[What is required]
Omit all pictures, then print the entries exactly.

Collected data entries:
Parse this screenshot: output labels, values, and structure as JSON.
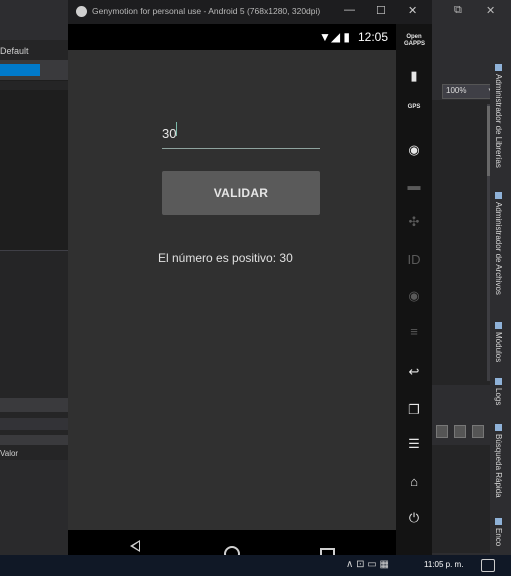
{
  "ide": {
    "left_panel": {
      "default_label": "Default",
      "valor_label": "Valor"
    },
    "right_panel": {
      "zoom_value": "100%",
      "vertical_tabs": [
        "Administrador de Librerías",
        "Administrador de Archivos",
        "Módulos",
        "Logs",
        "Búsqueda Rápida",
        "Enco"
      ]
    }
  },
  "emulator": {
    "window_title": "Genymotion for personal use - Android 5 (768x1280, 320dpi)",
    "title_controls": {
      "minimize": "—",
      "maximize": "☐",
      "close": "✕"
    },
    "status_bar": {
      "icons": "▼◢ ▮",
      "time": "12:05"
    },
    "app": {
      "input_value": "30",
      "validate_label": "VALIDAR",
      "result_text": "El número es positivo: 30"
    },
    "toolbar_icons": [
      {
        "name": "open-gapps-icon",
        "glyph": "Open GAPPS",
        "dim": false
      },
      {
        "name": "battery-icon",
        "glyph": "▮",
        "dim": false
      },
      {
        "name": "gps-icon",
        "glyph": "GPS",
        "dim": false
      },
      {
        "name": "webcam-icon",
        "glyph": "◉",
        "dim": false
      },
      {
        "name": "camera-icon",
        "glyph": "▬",
        "dim": true
      },
      {
        "name": "remote-control-icon",
        "glyph": "✣",
        "dim": true
      },
      {
        "name": "id-icon",
        "glyph": "ID",
        "dim": true
      },
      {
        "name": "disk-io-icon",
        "glyph": "◉",
        "dim": true
      },
      {
        "name": "network-icon",
        "glyph": "≡",
        "dim": true
      },
      {
        "name": "back-icon",
        "glyph": "↩",
        "dim": false
      },
      {
        "name": "recent-apps-icon",
        "glyph": "❐",
        "dim": false
      },
      {
        "name": "menu-icon",
        "glyph": "☰",
        "dim": false
      },
      {
        "name": "home-icon",
        "glyph": "⌂",
        "dim": false
      },
      {
        "name": "power-icon",
        "glyph": "⏻",
        "dim": false
      }
    ]
  },
  "taskbar": {
    "tray_icons": "∧ ⊡ ▭ ▦",
    "time": "11:05 p. m."
  }
}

[Your solution]
Parse this screenshot: output labels, values, and structure as JSON.
{
  "ide": {
    "left_panel": {
      "default_label": "Default",
      "valor_label": "Valor"
    },
    "right_panel": {
      "zoom_value": "100%",
      "vertical_tabs": [
        "Administrador de Librerías",
        "Administrador de Archivos",
        "Módulos",
        "Logs",
        "Búsqueda Rápida",
        "Enco"
      ]
    }
  },
  "emulator": {
    "window_title": "Genymotion for personal use - Android 5 (768x1280, 320dpi)",
    "title_controls": {
      "minimize": "—",
      "maximize": "☐",
      "close": "✕"
    },
    "status_bar": {
      "icons": "▼◢ ▮",
      "time": "12:05"
    },
    "app": {
      "input_value": "30",
      "validate_label": "VALIDAR",
      "result_text": "El número es positivo: 30"
    },
    "toolbar_icons": [
      {
        "name": "open-gapps-icon",
        "glyph": "Open GAPPS",
        "dim": false
      },
      {
        "name": "battery-icon",
        "glyph": "▮",
        "dim": false
      },
      {
        "name": "gps-icon",
        "glyph": "GPS",
        "dim": false
      },
      {
        "name": "webcam-icon",
        "glyph": "◉",
        "dim": false
      },
      {
        "name": "camera-icon",
        "glyph": "▬",
        "dim": true
      },
      {
        "name": "remote-control-icon",
        "glyph": "✣",
        "dim": true
      },
      {
        "name": "id-icon",
        "glyph": "ID",
        "dim": true
      },
      {
        "name": "disk-io-icon",
        "glyph": "◉",
        "dim": true
      },
      {
        "name": "network-icon",
        "glyph": "≡",
        "dim": true
      },
      {
        "name": "back-icon",
        "glyph": "↩",
        "dim": false
      },
      {
        "name": "recent-apps-icon",
        "glyph": "❐",
        "dim": false
      },
      {
        "name": "menu-icon",
        "glyph": "☰",
        "dim": false
      },
      {
        "name": "home-icon",
        "glyph": "⌂",
        "dim": false
      },
      {
        "name": "power-icon",
        "glyph": "⏻",
        "dim": false
      }
    ]
  },
  "taskbar": {
    "tray_icons": "∧ ⊡ ▭ ▦",
    "time": "11:05 p. m."
  }
}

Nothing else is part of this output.